Peter & Bill - this experimental bread I made doesn't really fit neatly into any particulary category of bread. I used the Tartine methods with some modifications. Chad's loaves have much more medium size holes and much less of the big giant holes. This crumb resembles more of a ciabatta type crumb but the height of the loaf is obviously too high for a ciabatta bread. Ciabatta breads can be used for sandwiches but of course it's sliced lengthwise. I think you are right in that it is more of a general eating bread for sopping up soups and what not. Of course you can't slather a slice of this type of bread with mustard or mayo. It would make for a messy experience.
I was happy to have achieved the big size holes b/c I hadn't done it before and I like to learn about the extremes. I like to learn how to achieve different looking crumbs and learn how to manipulate the variables that causes the different outcomes. For me, it's all part of learning about dough management, gluten development, fermentation, and baking. All for the purpose of making a better pizza. Yes - what can I learn here that would help me make a better pizza crust?
Bill, I plan on trying to decrease the the sizes of the holes when I make this bread again.
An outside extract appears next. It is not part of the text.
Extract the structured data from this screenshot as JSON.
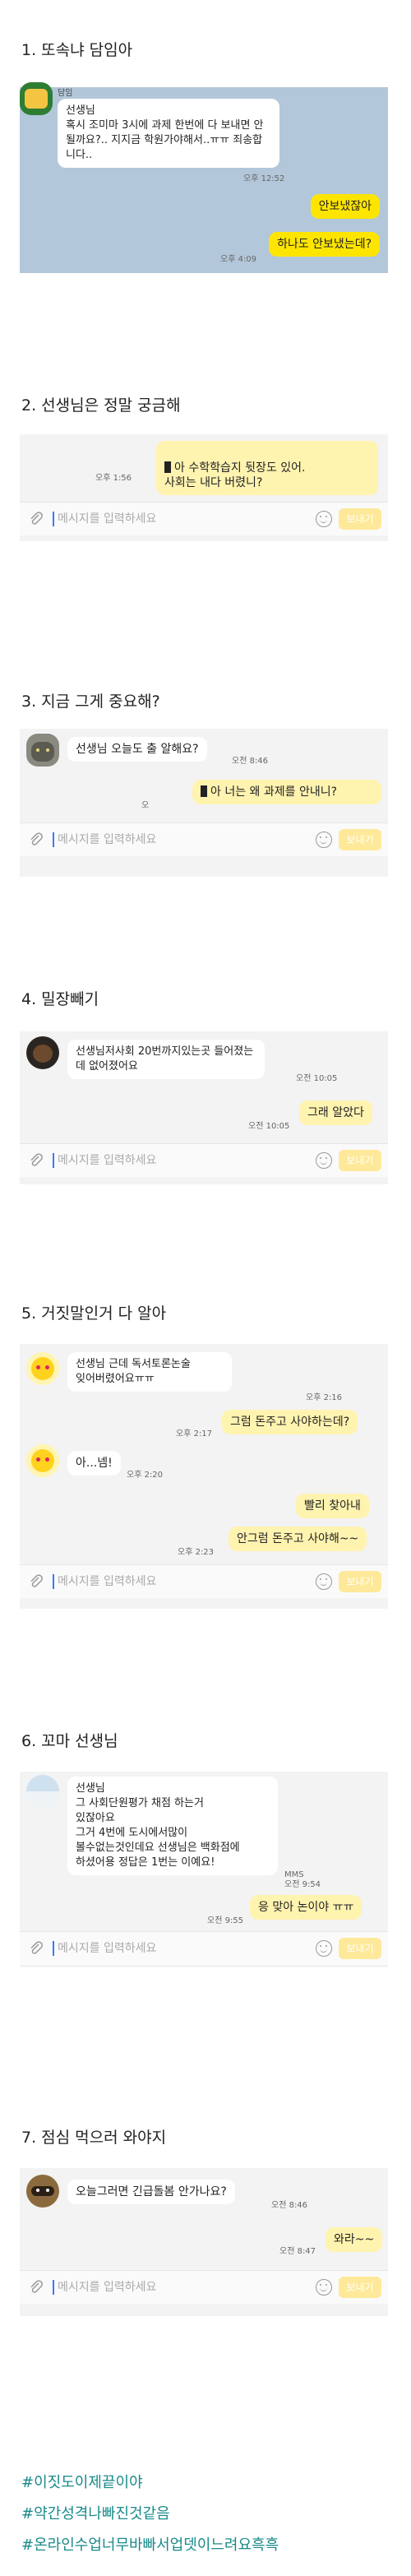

Again, not necessarily b/c it's my favorite kind of eating bread, but just so I know I understand what is happening with the dough. In the long run, these types of experiments are for the purpose of further my pizza dough and crumb. This particular crumb would be better served as a pizza crust.
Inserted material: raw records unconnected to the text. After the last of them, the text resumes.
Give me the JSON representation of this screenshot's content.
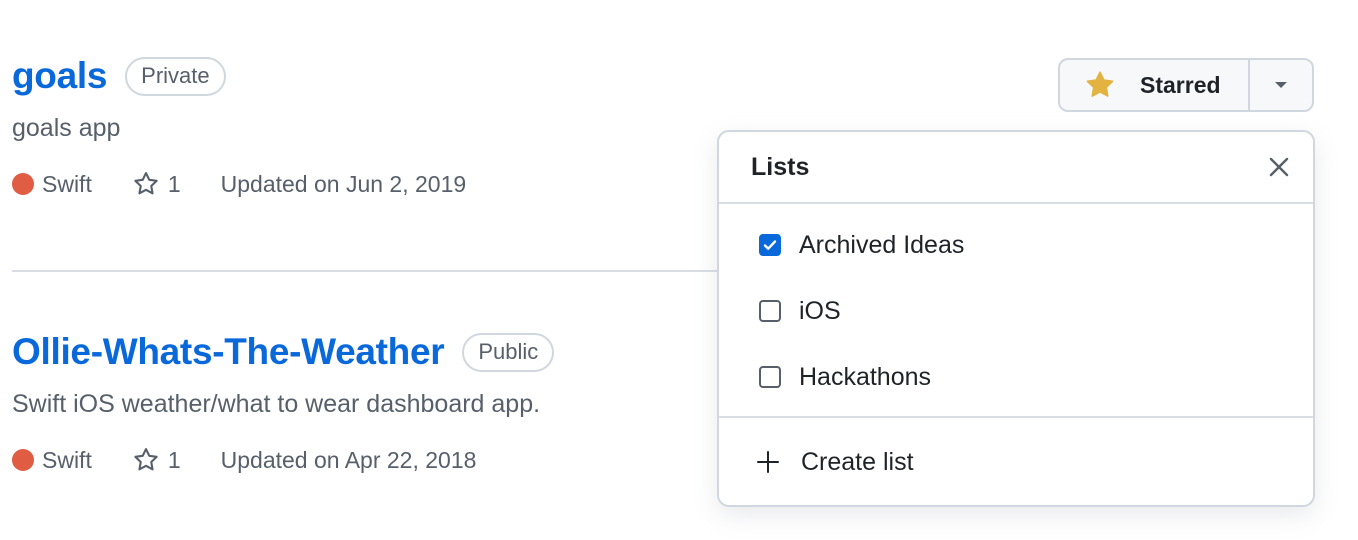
{
  "repos": [
    {
      "name": "goals",
      "visibility": "Private",
      "description": "goals app",
      "language": "Swift",
      "language_color": "#e05d44",
      "stars": "1",
      "updated": "Updated on Jun 2, 2019"
    },
    {
      "name": "Ollie-Whats-The-Weather",
      "visibility": "Public",
      "description": "Swift iOS weather/what to wear dashboard app.",
      "language": "Swift",
      "language_color": "#e05d44",
      "stars": "1",
      "updated": "Updated on Apr 22, 2018"
    }
  ],
  "star_button": {
    "label": "Starred",
    "icon": "star-filled-icon",
    "icon_color": "#e3b341",
    "caret_icon": "triangle-down-icon"
  },
  "lists_menu": {
    "title": "Lists",
    "close_icon": "x-icon",
    "options": [
      {
        "label": "Archived Ideas",
        "checked": true
      },
      {
        "label": "iOS",
        "checked": false
      },
      {
        "label": "Hackathons",
        "checked": false
      }
    ],
    "create_label": "Create list",
    "create_icon": "plus-icon"
  },
  "colors": {
    "link": "#0969da",
    "muted": "#57606a",
    "border": "#d0d7de",
    "checkbox_checked": "#0969da"
  }
}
Incidentally one of my favorite types of breads is the very opposite of the above. It is similar to a commercially made baguette. It has an ultra soft tight celled crumb with a very thin crust that shatters after it is retoasted. I have been trying with little success.
If anyone can help me in anyway, I would be most grateful.